How to record driving routes.

by on Mar.11, 2009

Pint-sized spy device can track everywhere you drive, then make that information available for instant download.

Spy device tracks everywhere driven, then makes that information available for instant download.

One of the more intriguing scenes in “Chinatown” has Jack Nicolson’s character using a couple of cheap dime store watches to discover how long one of the few decent characters in the convoluted drama, set in the Los Angeles of the 1930s, might have spent brooding on the beach. The answer was all night and the method to prove it was simple, as the target of surveillance inadvertently rolled over the watches when he drove away.

Technology is way more advanced, today, so anyone from anxious parents, to suspicious spouses and curious insurance companies have more sophisticated ways like to learn the specifics of a vehicle’s recent history.

For example, gadget maker Hammacher Schlemmer is offering a device that provides the kind of information long prized by snoops of all kinds.

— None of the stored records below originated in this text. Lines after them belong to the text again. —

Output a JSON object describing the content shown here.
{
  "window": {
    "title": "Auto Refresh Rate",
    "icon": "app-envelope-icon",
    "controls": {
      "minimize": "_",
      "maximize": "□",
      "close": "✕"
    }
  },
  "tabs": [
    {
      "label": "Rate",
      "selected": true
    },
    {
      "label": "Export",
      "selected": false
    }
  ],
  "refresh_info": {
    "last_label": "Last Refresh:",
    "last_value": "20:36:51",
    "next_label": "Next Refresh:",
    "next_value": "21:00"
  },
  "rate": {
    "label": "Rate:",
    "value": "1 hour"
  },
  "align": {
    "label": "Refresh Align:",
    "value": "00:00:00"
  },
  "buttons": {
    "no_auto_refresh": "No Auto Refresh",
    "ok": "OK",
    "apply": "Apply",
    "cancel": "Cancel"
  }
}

Moreover, in keeping with the spirit of the times, it can be done rather economically.

Extending its 161-year history of offering “the best, the only, and the unexpected,” Hammacher Schlemmer has introduced the “Driving Activity Reporter,” a covert device that attaches to a vehicle and records a detailed report of places, routes, and speeds traveled.

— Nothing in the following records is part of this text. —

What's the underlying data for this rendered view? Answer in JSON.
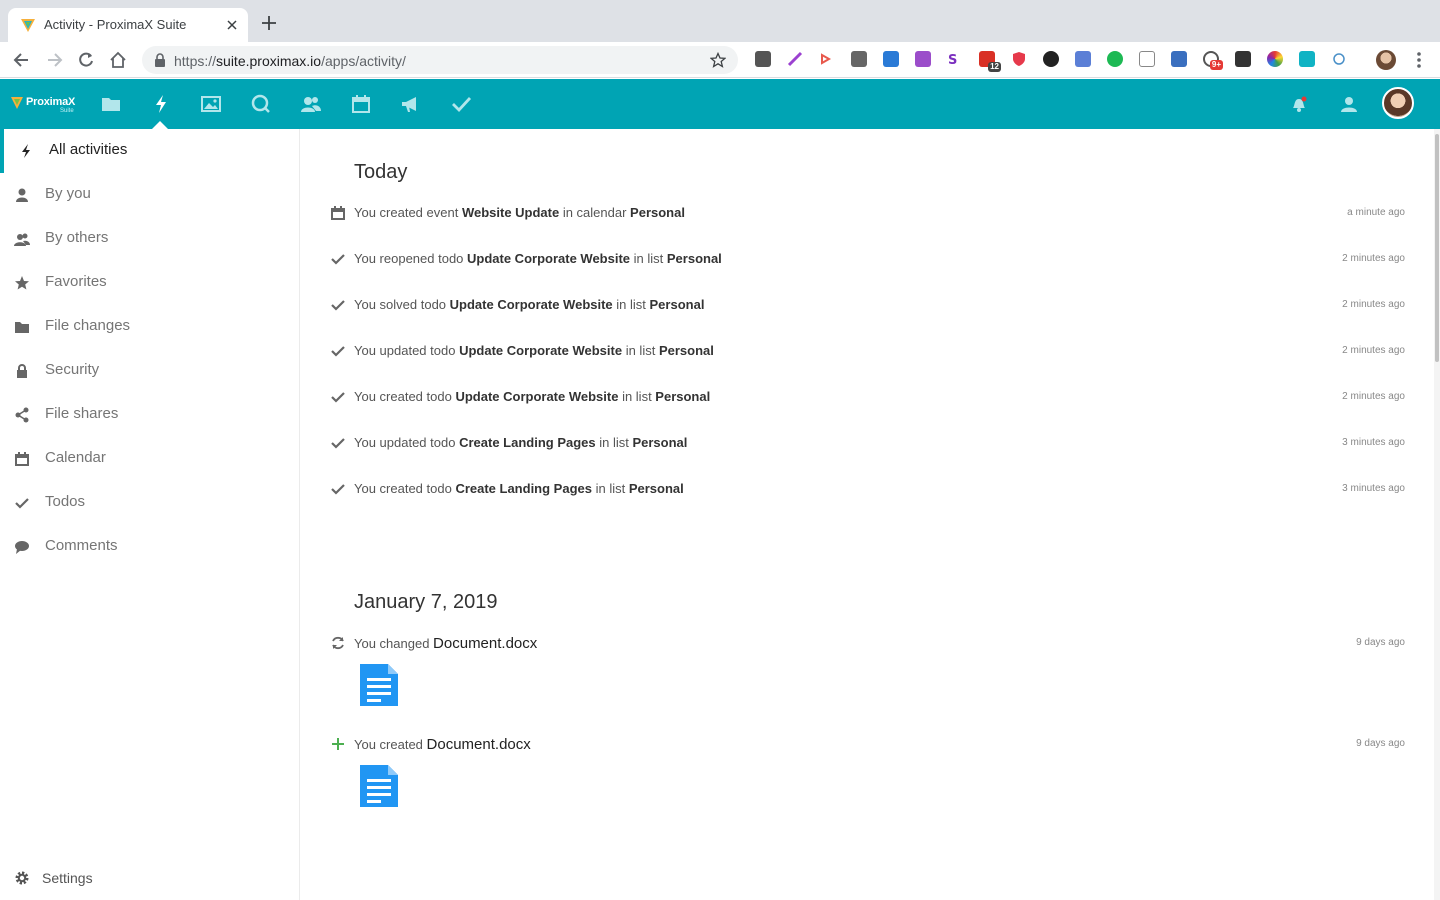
{
  "browser": {
    "tab_title": "Activity - ProximaX Suite",
    "url_prefix": "https://",
    "url_host": "suite.proximax.io",
    "url_path": "/apps/activity/",
    "ext_badges": [
      "12",
      "9+"
    ]
  },
  "app": {
    "logo_text": "ProximaX",
    "logo_sub": "Suite",
    "accent": "#00a4b4",
    "nav_icons": [
      "files-icon",
      "activity-icon",
      "gallery-icon",
      "search-icon",
      "contacts-icon",
      "calendar-icon",
      "announcements-icon",
      "tasks-icon"
    ]
  },
  "sidebar": {
    "items": [
      {
        "label": "All activities",
        "icon": "lightning-icon",
        "active": true
      },
      {
        "label": "By you",
        "icon": "user-icon"
      },
      {
        "label": "By others",
        "icon": "users-icon"
      },
      {
        "label": "Favorites",
        "icon": "star-icon"
      },
      {
        "label": "File changes",
        "icon": "folder-icon"
      },
      {
        "label": "Security",
        "icon": "lock-icon"
      },
      {
        "label": "File shares",
        "icon": "share-icon"
      },
      {
        "label": "Calendar",
        "icon": "calendar-icon"
      },
      {
        "label": "Todos",
        "icon": "check-icon"
      },
      {
        "label": "Comments",
        "icon": "comment-icon"
      }
    ],
    "settings_label": "Settings"
  },
  "sections": [
    {
      "title": "Today",
      "activities": [
        {
          "icon": "calendar-icon",
          "pre": "You created event ",
          "obj": "Website Update",
          "mid": " in calendar ",
          "target": "Personal",
          "time": "a minute ago"
        },
        {
          "icon": "check-icon",
          "pre": "You reopened todo ",
          "obj": "Update Corporate Website",
          "mid": " in list ",
          "target": "Personal",
          "time": "2 minutes ago"
        },
        {
          "icon": "check-icon",
          "pre": "You solved todo ",
          "obj": "Update Corporate Website",
          "mid": " in list ",
          "target": "Personal",
          "time": "2 minutes ago"
        },
        {
          "icon": "check-icon",
          "pre": "You updated todo ",
          "obj": "Update Corporate Website",
          "mid": " in list ",
          "target": "Personal",
          "time": "2 minutes ago"
        },
        {
          "icon": "check-icon",
          "pre": "You created todo ",
          "obj": "Update Corporate Website",
          "mid": " in list ",
          "target": "Personal",
          "time": "2 minutes ago"
        },
        {
          "icon": "check-icon",
          "pre": "You updated todo ",
          "obj": "Create Landing Pages",
          "mid": " in list ",
          "target": "Personal",
          "time": "3 minutes ago"
        },
        {
          "icon": "check-icon",
          "pre": "You created todo ",
          "obj": "Create Landing Pages",
          "mid": " in list ",
          "target": "Personal",
          "time": "3 minutes ago"
        }
      ]
    },
    {
      "title": "January 7, 2019",
      "activities": [
        {
          "icon": "refresh-icon",
          "pre": "You changed ",
          "file": "Document.docx",
          "time": "9 days ago"
        },
        {
          "icon": "plus-icon",
          "pre": "You created ",
          "file": "Document.docx",
          "time": "9 days ago"
        }
      ]
    }
  ]
}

“The Driving Activity Reporter allows parents to monitor where a young driver has taken the car and his or her driving habits,” explained Hammacher Schlemmer’s General Manager Fred Berns.

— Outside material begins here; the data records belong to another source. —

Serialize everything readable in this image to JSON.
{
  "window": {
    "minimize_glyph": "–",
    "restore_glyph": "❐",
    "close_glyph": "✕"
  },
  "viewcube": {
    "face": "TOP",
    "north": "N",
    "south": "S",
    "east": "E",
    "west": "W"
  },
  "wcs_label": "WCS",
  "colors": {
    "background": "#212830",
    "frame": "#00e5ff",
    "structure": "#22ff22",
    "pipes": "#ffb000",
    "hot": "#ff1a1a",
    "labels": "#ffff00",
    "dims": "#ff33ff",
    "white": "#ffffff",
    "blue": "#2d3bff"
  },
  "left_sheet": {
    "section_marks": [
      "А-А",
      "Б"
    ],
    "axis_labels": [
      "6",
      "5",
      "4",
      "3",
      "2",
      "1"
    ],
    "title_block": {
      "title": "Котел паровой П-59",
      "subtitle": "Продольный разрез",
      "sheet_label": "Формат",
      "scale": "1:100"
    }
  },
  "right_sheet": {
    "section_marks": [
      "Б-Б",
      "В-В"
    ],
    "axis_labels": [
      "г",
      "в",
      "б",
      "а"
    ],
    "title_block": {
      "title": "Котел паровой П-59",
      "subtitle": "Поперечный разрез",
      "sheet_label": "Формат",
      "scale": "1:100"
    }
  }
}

Berns said the device is about the size of the pack of gum and is equipped with a neodymium magnet, clearing the way for “clandestine storage in a glove compartment, underneath a seat or against any metal surface on the interior or exterior of the automobile.” Of course, anyone who has ever watched a movie about spies or read a thriller knows such devices are usually attached underneath the rear bumper or perhaps a wheel well. In a motoring culture where inattention is standard practice, they are virtually undetectable.

“The Driving Activity Reporter’s integrated 16 channel GPS receiver collects transmissions from 24 Department of Defense satellites to track the movements of the car in which it is hidden,” Berns added.

Is this a great country, or what?